City investigators probing the City Council slush fund scandal are examining the relationship between lobbyists, council members, and nonprofit organizations seeking public funding from the city, a source said.
Bringing lobbyists into the picture would be a logical extension of the city's Department of Investigation probe of the council's finances and distribution of public funds, which has led to the indictment of two council aides for allegedly embezzling $145,000 from a city-funded organization. The U.S. attorney's office also is investigating the City Council.
Many organizations seeking funding from the city hire lobbyists to represent them at City Hall and help compete for public dollars.
There has been a renewed focus on the intersection of lobbying and public officials in New York after FBI agents last week raided the Albany offices of the lobbying and consulting firm of a former head of the state Republican Party.
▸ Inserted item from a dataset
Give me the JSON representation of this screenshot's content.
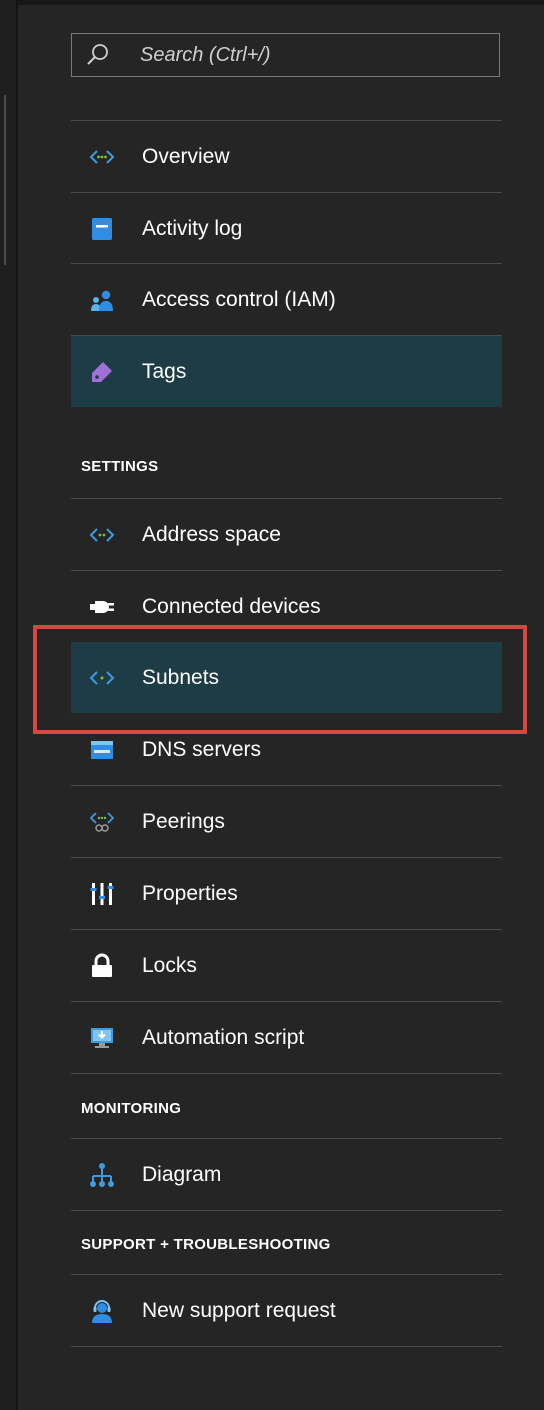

Investigators were trying to determine whether a former member of Congress, John Sweeney, was collecting money outside of campaign contributions in return for steering business to the firm, sources said.
A lawyer for Mr. Sweeney, E. Stewart Jones Jr., told the New York Times the raid was "an unnecessary exercise."
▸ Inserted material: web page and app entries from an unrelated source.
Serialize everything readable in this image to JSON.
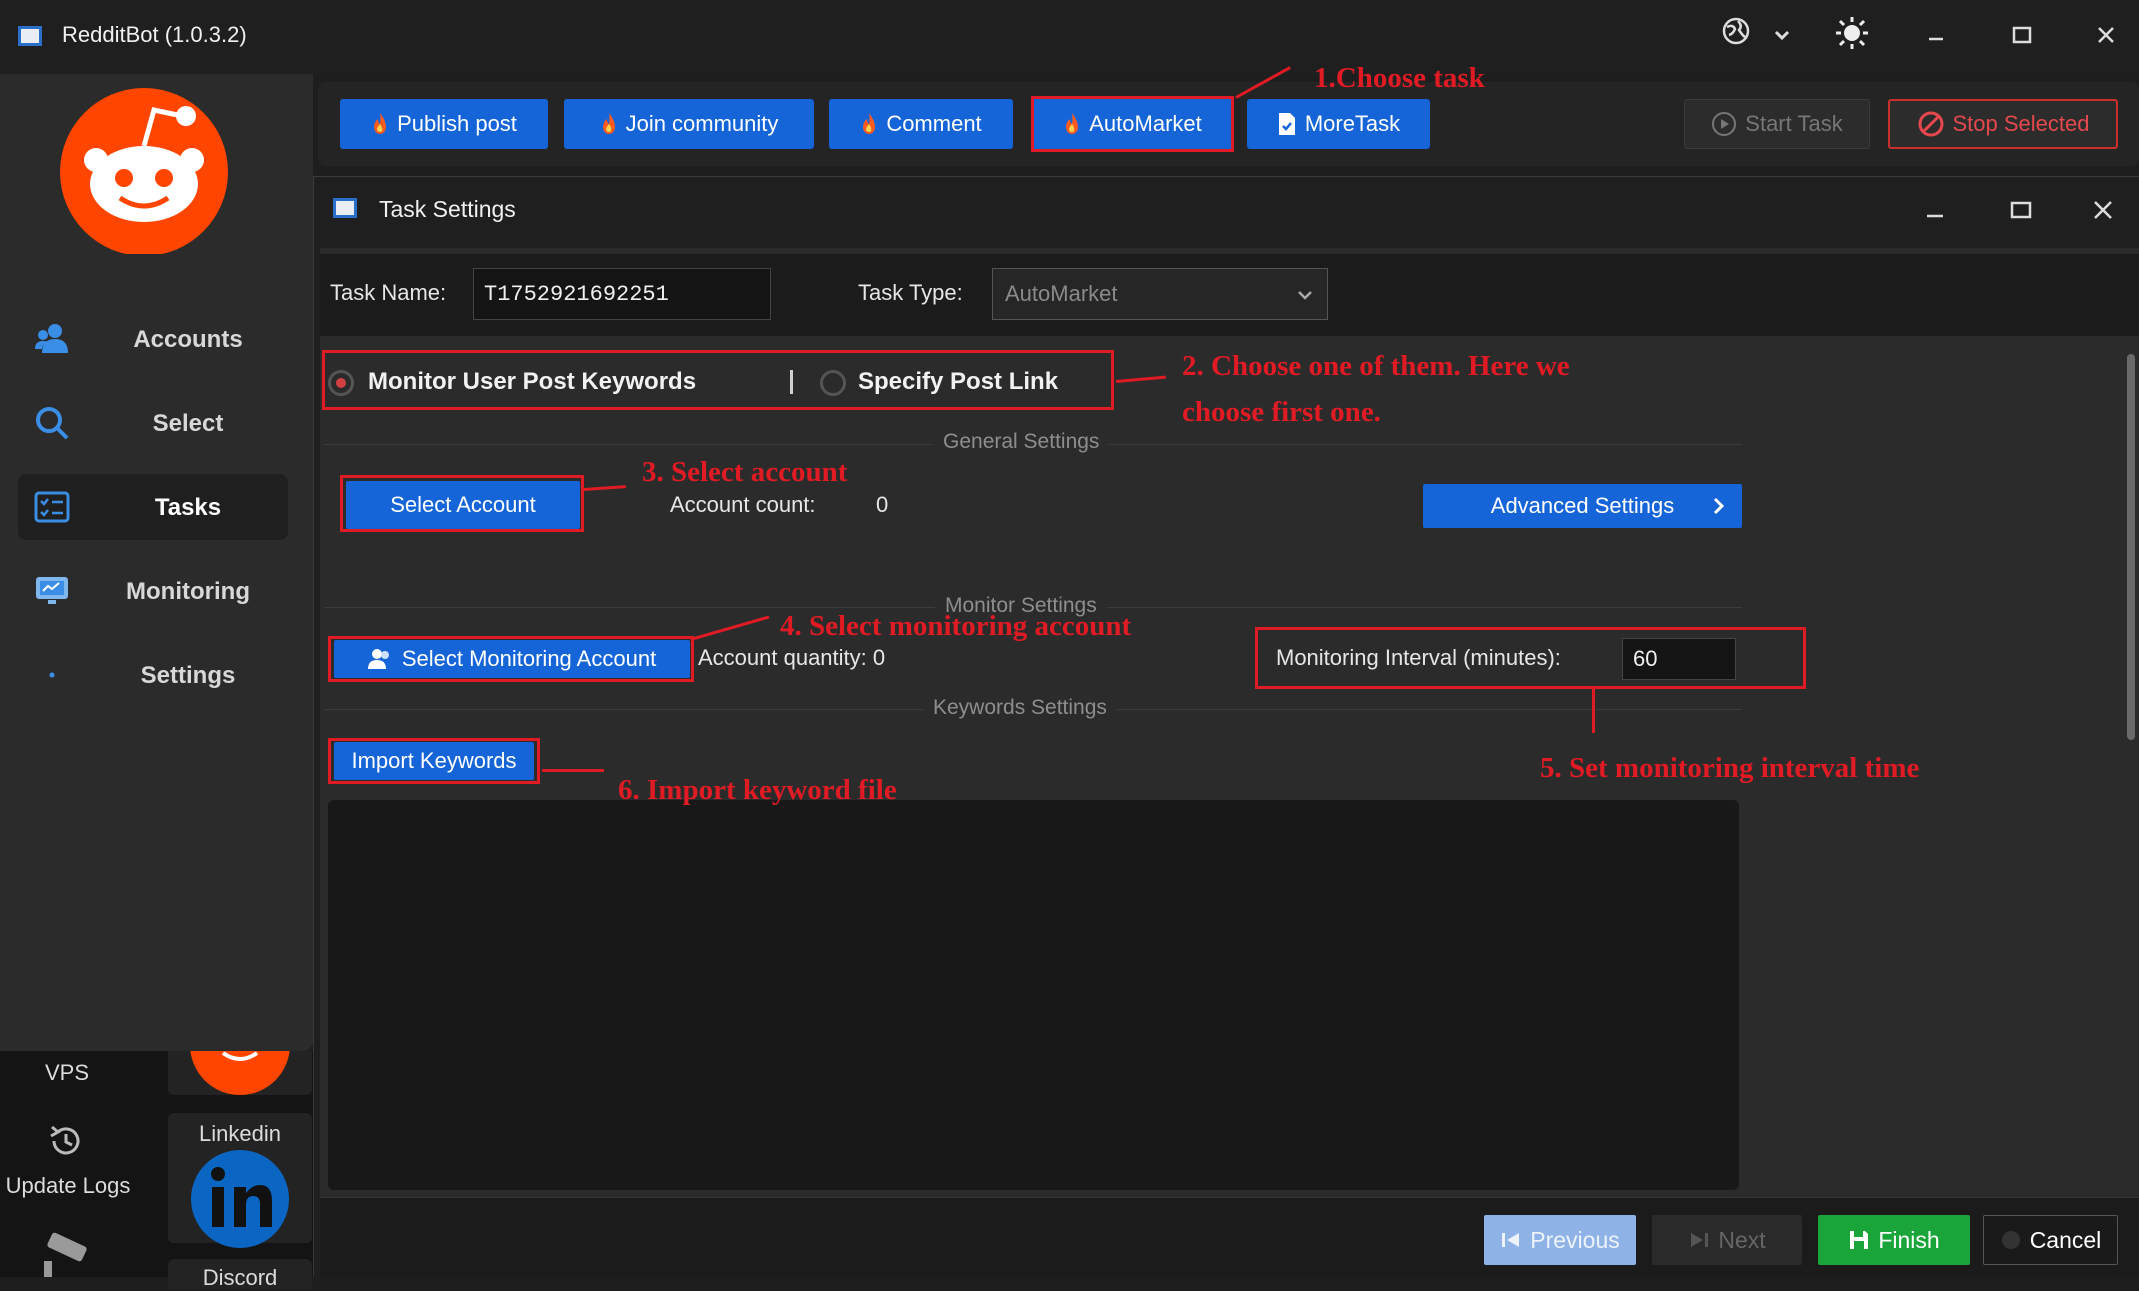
{
  "window": {
    "title": "RedditBot (1.0.3.2)",
    "controls": [
      "globe-icon",
      "chevron-down-icon",
      "sun-icon",
      "minimize-icon",
      "maximize-icon",
      "close-icon"
    ]
  },
  "sidebar": {
    "items": [
      {
        "label": "Accounts",
        "icon": "accounts-icon"
      },
      {
        "label": "Select",
        "icon": "search-icon"
      },
      {
        "label": "Tasks",
        "icon": "tasks-icon",
        "active": true
      },
      {
        "label": "Monitoring",
        "icon": "monitor-icon"
      },
      {
        "label": "Settings",
        "icon": "dot-icon"
      }
    ]
  },
  "dock": {
    "vps": "VPS",
    "update_logs": "Update Logs",
    "linkedin": "Linkedin",
    "discord": "Discord"
  },
  "taskbar": {
    "buttons": [
      "Publish post",
      "Join community",
      "Comment",
      "AutoMarket",
      "MoreTask"
    ],
    "start_task": "Start Task",
    "stop_selected": "Stop Selected"
  },
  "dialog": {
    "title": "Task Settings",
    "task_name_label": "Task Name:",
    "task_name_value": "T1752921692251",
    "task_type_label": "Task Type:",
    "task_type_value": "AutoMarket",
    "radio_monitor": "Monitor User Post Keywords",
    "radio_specify": "Specify Post Link",
    "general_settings": "General Settings",
    "select_account": "Select Account",
    "account_count_label": "Account count:",
    "account_count_value": "0",
    "advanced_settings": "Advanced Settings",
    "monitor_settings": "Monitor Settings",
    "select_monitoring_account": "Select Monitoring Account",
    "account_quantity": "Account quantity: 0",
    "monitoring_interval_label": "Monitoring Interval (minutes):",
    "monitoring_interval_value": "60",
    "keywords_settings": "Keywords Settings",
    "import_keywords": "Import Keywords",
    "footer": {
      "previous": "Previous",
      "next": "Next",
      "finish": "Finish",
      "cancel": "Cancel"
    }
  },
  "annotations": {
    "a1": "1.Choose task",
    "a2_line1": "2. Choose one of them. Here we",
    "a2_line2": "choose first one.",
    "a3": "3. Select account",
    "a4": "4. Select monitoring account",
    "a5": "5. Set monitoring interval time",
    "a6": "6. Import keyword file"
  },
  "colors": {
    "accent_blue": "#1565d8",
    "annotation_red": "#e01b24",
    "finish_green": "#1aa53a",
    "reddit_orange": "#ff4500"
  }
}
"There is absolutely no evidence to justify any conclusion of wrongdoing ... not by John Sweeney, not by his wife," he said.
The city's lobbying industry has ballooned in recent years. In 2006, the most recent year that data from the City Clerk's office was available, lobbyists collected more than $44 million in revenue. In 2001, the lobbying industry in the city earned less than $20.5 million.
Some city lobbyists also work as political consultants to council members, a dual role that has drawn criticism from some government observers who say the practice could lead to abuse or expose lobbyists to unnecessary conflicts of interest. The practice is legal.
"One would expect that if the U.S. attorney is looking at the council and the slush fund and the council's relationship to nonprofits, it's almost inevitable that they would begin examining lobbyists because they are often the intermediaries between council members and organizations," a professor of political science at Baruch College, Douglas Muzzio, said, noting that some lobbyists are partly responsible for helping get the officials for which they are lobbying elected to public office. "Lobbyists/consultants play a pivotal role in the process."
A spokeswoman for the Department of Investigation declined to comment.
The council slush fund scandal began in April, when it was disclosed that the council had been stashing millions of dollars behind fictitious groups in the budget, creating a fund the council speaker could dip into during the year to reward favored colleagues or organizations. Since 2001, more than $17 million was hidden in the budget, with $4.7 million set aside under the current council speaker, Christine Quinn.
Some of the money ultimately ended up going to an organization known as the Donna Reid Memorial Education Fund. The two indicted aides, who worked for Council Member Kendall Stewart of Brooklyn, allegedly stole from the organization.
The council's system of distributing money to local organizations at the request of individual council members is undergoing changes in the aftermath of the scandal, with nonprofits seeking funding now required to show they have the ability and experience to deliver the services they say they will deliver.
A former director of the New York Civil Liberties Union, Norman Siegel, who filed a motion requesting a judicial inquiry into the council's appropriation of city funds to fake groups, said he is seeking a hearing that would require witnesses to testify under oath "because the public needs to know how the process of budgeting is occurring in the 21st century with the City Council."
"All of these sources and leaks don't really put the picture together properly," he said.